shaniasupersite.com


Shania Kids Can


Horizon Travel & Lifestyle
November 23, 2017


When we think of iconic Canadian superstars, Shania Twain is likely one of the first people to come to mind. For decades the country pop singer and song writer has taken the world by storm, and in the process, become one of the best-selling musical artists of all time. While we celebrate Twain and her success as a symbol of national pride, life for this world-renowned celebrity has not always been so glamourous. 

Like many children in Canada and around the world, the early years of Twain’s life were shrouded in poverty and isolation. Often lacking access to proper nutrition, clean clothing and parental support, Twain faced many challenges growing up in a disadvantaged family.

“As a child, I often went to school without having had breakfast, without bringing a lunch, and with no money to take part in pizza days. I missed many field trips because I wasn’t able to pay for them or get the authorization signature from my parents because they were not available or unable to provide the necessary permission.

Reflecting back, I realize now that my disadvantages created a lack of self-confidence and insecurity. This caused me to withdraw and be less social than I would have liked to be. In addition to feeling inferior, hunger too often caused a lack of energy, enthusiasm and motivation to interact with others and focus on my schoolwork” shares Twain in a heartfelt personal note.

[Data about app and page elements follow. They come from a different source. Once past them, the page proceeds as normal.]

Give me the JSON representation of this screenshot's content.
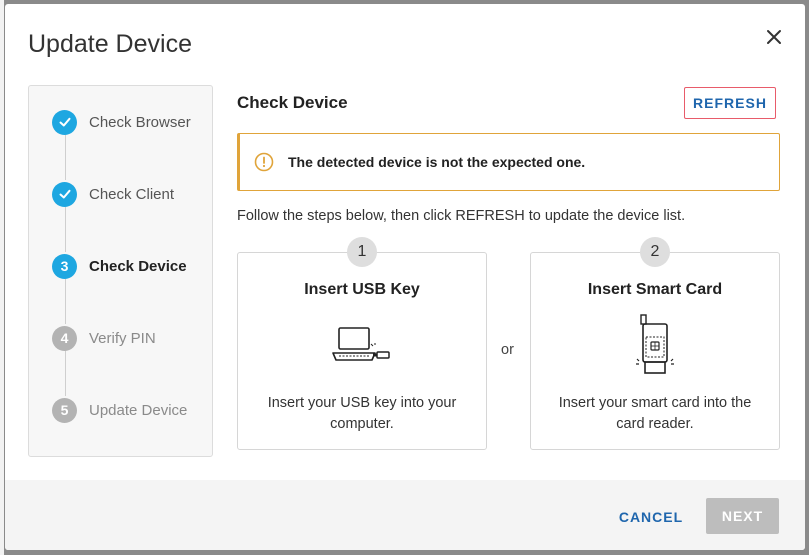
{
  "dialog": {
    "title": "Update Device"
  },
  "stepper": {
    "steps": [
      {
        "label": "Check Browser",
        "number": "1",
        "state": "done"
      },
      {
        "label": "Check Client",
        "number": "2",
        "state": "done"
      },
      {
        "label": "Check Device",
        "number": "3",
        "state": "active"
      },
      {
        "label": "Verify PIN",
        "number": "4",
        "state": "pending"
      },
      {
        "label": "Update Device",
        "number": "5",
        "state": "pending"
      }
    ]
  },
  "main": {
    "heading": "Check Device",
    "refresh_label": "REFRESH",
    "alert": {
      "text": "The detected device is not the expected one.",
      "icon": "warning-circle-icon",
      "color": "#e0a43a"
    },
    "instructions": "Follow the steps below, then click REFRESH to update the device list.",
    "separator": "or",
    "cards": [
      {
        "number": "1",
        "title": "Insert USB Key",
        "description": "Insert your USB key into your computer.",
        "icon": "laptop-usb-icon"
      },
      {
        "number": "2",
        "title": "Insert Smart Card",
        "description": "Insert your smart card into the card reader.",
        "icon": "smart-card-reader-icon"
      }
    ]
  },
  "footer": {
    "cancel_label": "CANCEL",
    "next_label": "NEXT"
  },
  "colors": {
    "accent": "#1ea7e1",
    "link": "#1f66ad",
    "refresh_border": "#e85b6a",
    "disabled": "#bdbdbd"
  }
}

Twain goes on to reveal other difficulties she experienced as a youth. She describes being forced to stay home at times to avoid the discomfort of trying to focus on school work on an empty stomach and missing out on experiences as she didn’t have the proper clothing or equipment to participate. However beyond the obvious challenges, Twain’s words tell a powerful story of a child in emotional crisis. Struggling with shame, insecurity and guilt, Twain exposes the unseen hardships that so many underprivileged children are forced to endure.

Unwilling to stand by and watch as other children suffer in silence, Twain created her own non-profit organization to address the needs of disadvantaged primary school children that are typically overlooked by social assistance programs. While these children may not be abused or neglected, they nevertheless have problems in their personal life that interfere with their social and educational experience. “I promised myself early on in my own childhood that someday I would help kids just like myself, cope with their disadvantages and prosper in spite of those challenges. Shania Kids Can Charity Foundation (SKC) is fulfilling that promise.”

Realizing this goal, SKC strives to even the playing field for underprivileged kids by applying proven initiatives where they can make the most difference — at school. Working with individual school boards, SKC creates a safe and discrete space onsite where kids can go to receive the essentials they need to succeed academically and in life. Lovingly referred to as

“SKC Clubhouses,” these designated areas are managed by professional staff who are dedicated to providing educational, nutritional, therapeutic and extra-curricular support. Each day, these kids are able to go to the clubhouse for fresh and nutritious food, help with their homework and any social/psychological support that may be needed. They can also receive field trip expenses, basic hygiene tools, school supplies and clothing items in confidence. Further help can be found at SKC’s after school program which includes other key support elements such as musical, writing and artistic development, practical life skills, vocational training and assistance from a therapist.

SKC is making a huge difference in many children’s lives. Children like Makayla, whose mom works two jobs to support her family. Makayla frequently utilizes the food in SKC and will also use the space to nap sometimes, as she has a tough time sleeping at home. She is an advocate to use SKC for academic work as well as a quiet space when feeling overwhelmed with work/life.

“We have witnessed first-hand an overall improvement in the general health and well-being of the children in the SKC program. These kids are achieving higher academic marks, improved social behavior and a better attitude towards school, a decrease in overall stress and in many cased elimination of hunger” said Twain. The results of the program are all measured through software designed for Shania Kids Can which conclusively indicate tremendous improvement overall in the areas of mental health, social behavior and physical health improvements.

By providing this basic support in the daily lives of primary school age children, not only do you see an immediate change in the education, social life, and self-esteem of students, the long-term implications are also impressive. “By supporting these children at the primary age by teaching them to become responsible, confident, proactive members of their school community, they will have a much better chance at personal success in the future. These children will grow to be adults who are in a better place and position to contribute positively to society” states Twain.

SKC has developed a strong partnership with the Dilawri Foundation over the past several years, which has allowed them to expand activities across Canada with programs running in Ontario, BC, Alberta and Saskatchewan. You can help SKC expand their program throughout North America by making a donation online or sponsoring a student in the SKC program.

TESTIMONIES

“Our students that participate in the SKC program benefit greatly from the support that they receive on a daily basis. The program is an essential part of their school day, in fact, a lifeline for many of our students.” Principal, Schumacher Public School, Timmins, ON

“Students in SKC are finding new passions, developing new goals and envisioning brighter futures thanks to the help and caring support of SKC”, Program Leader, Las Vegas, Nevada.

For more information visit shaniakidscan.com.

------------------------

Digital Edition

http://viewer.zmags.com/publication/7b438229

.